Prehistoric asteroid wiped out nearly all mammals as well as dinosaurs, research suggests

‘More data shows the extinction was more severe than previously believed’

Jack Hardy

Nearly every species of mammal was eradicated by the prehistoric asteroid which wiped out the dinosaurs, research suggests.

Around 93% of mammal species were made extinct by the strike, which took place in the Cretaceous period, more than 66 million years ago.

Examination of fossil records by scientists from the University of Bath determined that the asteroid’s impact had been much more severe than previously thought.

Past estimates have been much lower because some of the rarer species that were killed left a smaller fossil record, researchers said.

The University of Bath’s Dr Nick Longrich said: “The species that are most vulnerable to extinction are the rare ones, and because they are rare, their fossils are less likely to be found.

“The species that tend to survive are more common, so we tend to find them.

“The fossil record is biased in favour of the species that survived. As bad as things looked before, including more data shows the extinction was more severe than previously believed.”

It was also found the asteroid’s catastrophic effect for life on Earth was mitigated by species recovering rapidly.

Within 300,000 years, the number of species on the planet was double the amount that had existed before the mass extinction.

Due to the lack of sustenance resulting from the widespread destruction of vegetation and animals, it is thought that the largest living animal during the period would have been about the size of a cat.

Dr Longrich added: “Because mammals did so well after the extinction, we have tended to assume that it didn’t hit them as hard.

“However, our analysis shows that the mammals were hit harder than most groups of animals, such as lizards, turtles, crocodilians, but they proved to be far more adaptable in the aftermath.

“It wasn’t low extinction rates, but the ability to recover and adapt in the aftermath that led the mammals to take over.”

Researchers analysed all known mammal species in North America from the end of the Cretaceous period to draw their conclusions.

The findings were published in the Journal of Evolutionary Biology.

Giant snakes, extinct and living


This 8 June 2016 video is called Have you ever seen them? Giant Snakes in the world | Giant Anaconda, Python, Titanoboa.

Tyrannosaur in Dutch museum’s name is Trix


This 2015 Dutch video is about the Tyrannosaurus rex which is now in Naturalis museum in Leiden in the Netherlands.

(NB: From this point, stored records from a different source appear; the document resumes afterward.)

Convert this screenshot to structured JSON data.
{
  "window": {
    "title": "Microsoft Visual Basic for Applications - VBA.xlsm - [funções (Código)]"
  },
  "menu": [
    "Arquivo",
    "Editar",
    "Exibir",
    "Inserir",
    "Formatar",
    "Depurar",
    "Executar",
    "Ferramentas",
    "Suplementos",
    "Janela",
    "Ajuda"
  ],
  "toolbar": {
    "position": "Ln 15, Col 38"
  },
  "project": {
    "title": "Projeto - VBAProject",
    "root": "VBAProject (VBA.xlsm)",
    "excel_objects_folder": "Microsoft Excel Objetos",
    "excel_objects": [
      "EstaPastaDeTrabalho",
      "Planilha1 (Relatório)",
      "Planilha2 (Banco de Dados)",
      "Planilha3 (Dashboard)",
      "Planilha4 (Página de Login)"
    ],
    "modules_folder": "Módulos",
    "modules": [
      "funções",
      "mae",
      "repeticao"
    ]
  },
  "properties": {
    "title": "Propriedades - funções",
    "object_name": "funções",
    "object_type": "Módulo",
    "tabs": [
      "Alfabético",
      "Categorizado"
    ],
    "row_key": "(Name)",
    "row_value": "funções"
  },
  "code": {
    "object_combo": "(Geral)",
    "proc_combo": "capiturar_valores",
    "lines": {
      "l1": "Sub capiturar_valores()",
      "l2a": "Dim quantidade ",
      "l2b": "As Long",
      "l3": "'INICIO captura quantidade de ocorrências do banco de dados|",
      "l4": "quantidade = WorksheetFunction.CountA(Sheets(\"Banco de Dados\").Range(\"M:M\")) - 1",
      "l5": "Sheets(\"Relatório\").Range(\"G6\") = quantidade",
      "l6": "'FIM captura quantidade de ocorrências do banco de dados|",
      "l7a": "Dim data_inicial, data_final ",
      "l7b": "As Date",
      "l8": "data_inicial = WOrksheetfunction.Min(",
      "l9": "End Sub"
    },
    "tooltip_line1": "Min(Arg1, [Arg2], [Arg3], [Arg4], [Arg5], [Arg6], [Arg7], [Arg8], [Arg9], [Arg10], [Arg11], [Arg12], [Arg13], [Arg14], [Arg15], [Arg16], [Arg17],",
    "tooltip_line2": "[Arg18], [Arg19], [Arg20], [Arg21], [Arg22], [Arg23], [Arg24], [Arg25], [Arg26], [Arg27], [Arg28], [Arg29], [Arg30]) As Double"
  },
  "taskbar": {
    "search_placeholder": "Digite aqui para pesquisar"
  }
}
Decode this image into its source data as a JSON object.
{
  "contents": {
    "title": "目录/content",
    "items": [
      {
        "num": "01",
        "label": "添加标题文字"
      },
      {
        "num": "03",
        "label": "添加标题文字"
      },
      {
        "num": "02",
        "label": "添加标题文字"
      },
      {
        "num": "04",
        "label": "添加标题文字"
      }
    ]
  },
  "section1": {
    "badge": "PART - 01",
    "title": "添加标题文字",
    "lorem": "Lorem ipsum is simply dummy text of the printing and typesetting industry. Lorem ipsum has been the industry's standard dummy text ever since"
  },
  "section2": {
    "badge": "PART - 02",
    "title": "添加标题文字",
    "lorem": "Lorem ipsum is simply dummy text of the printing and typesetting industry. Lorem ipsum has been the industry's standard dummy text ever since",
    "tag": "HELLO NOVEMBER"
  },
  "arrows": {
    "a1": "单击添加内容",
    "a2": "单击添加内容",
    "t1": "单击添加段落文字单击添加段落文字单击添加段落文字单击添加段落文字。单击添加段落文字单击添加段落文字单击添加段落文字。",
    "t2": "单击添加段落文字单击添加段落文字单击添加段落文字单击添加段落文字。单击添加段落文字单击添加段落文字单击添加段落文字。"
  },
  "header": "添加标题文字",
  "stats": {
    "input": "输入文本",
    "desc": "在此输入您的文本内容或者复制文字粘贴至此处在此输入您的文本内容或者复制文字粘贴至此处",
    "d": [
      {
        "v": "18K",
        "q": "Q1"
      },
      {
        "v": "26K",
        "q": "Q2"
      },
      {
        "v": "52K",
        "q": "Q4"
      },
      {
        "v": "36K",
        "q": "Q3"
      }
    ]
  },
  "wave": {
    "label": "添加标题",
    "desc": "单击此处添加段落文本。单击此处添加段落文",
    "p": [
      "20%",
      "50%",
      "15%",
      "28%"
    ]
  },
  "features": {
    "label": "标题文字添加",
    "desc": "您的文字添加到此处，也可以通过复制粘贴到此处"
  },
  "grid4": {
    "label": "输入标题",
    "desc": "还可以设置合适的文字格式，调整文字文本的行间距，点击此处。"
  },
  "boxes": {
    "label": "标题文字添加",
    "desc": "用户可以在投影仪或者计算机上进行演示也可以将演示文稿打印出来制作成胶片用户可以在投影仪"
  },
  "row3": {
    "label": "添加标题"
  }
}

The Tyrannosaurus rex, excavated in Montana in the USA in 2013, will be exhibited in Naturalis from 10 September 2016 on.

This dinosaur is said to be ‘an old lady’.

Today, Dutch NOS TV reports that her name will be Trix. An abbreviation of Beatrix, the name of Princess Beatrix, ex-queen of the Netherlands.

See also here.

New Triassic fossil fish discovery in the Netherlands


Saurichthys fossil from China

Translated from Leidsch Dagblad daily in the Netherlands:

Billfish in Naturalis museum

Leiden – Naturalis has acquired a fossil of a new species which must have lived 200 to 250 million years ago. The billfish-like fish (Saurichthys diannae) was found by amateur paleontologist Herman Winkelhorst in the quarry of Winterswijk.

By Wilfred Simons – 27-5-2016, 17:36 (Update 27-5-2016, 17:36)

At the time, that area was in a coastal zone of the Tethys sea. That these billfish used to live also just offshore in shallow water, is proven by the fact that their eyes pointed upwards.

Winkelhof [sic; Winkelhorst] discovered a “graveyard” of about thirty young fish of the newly discovered species. That indicates that the sea at Winterswijk may have been a breeding ground for young life, like the current Wadden Sea. The amateur paleontologist donated the fossil to Naturalis.

See also here.

Tyrannosaurus rex, by David Attenborough


This video, recorded in the USA, says about itself:

What Was Tyrannosaurus rex Like? – #Attenborough90BBC

25 May 2016

Sir David visits the Museum of Colorado to talk to Robert T. Bakker, who explains some of what he has learnt about the Tyrannosaurus rex.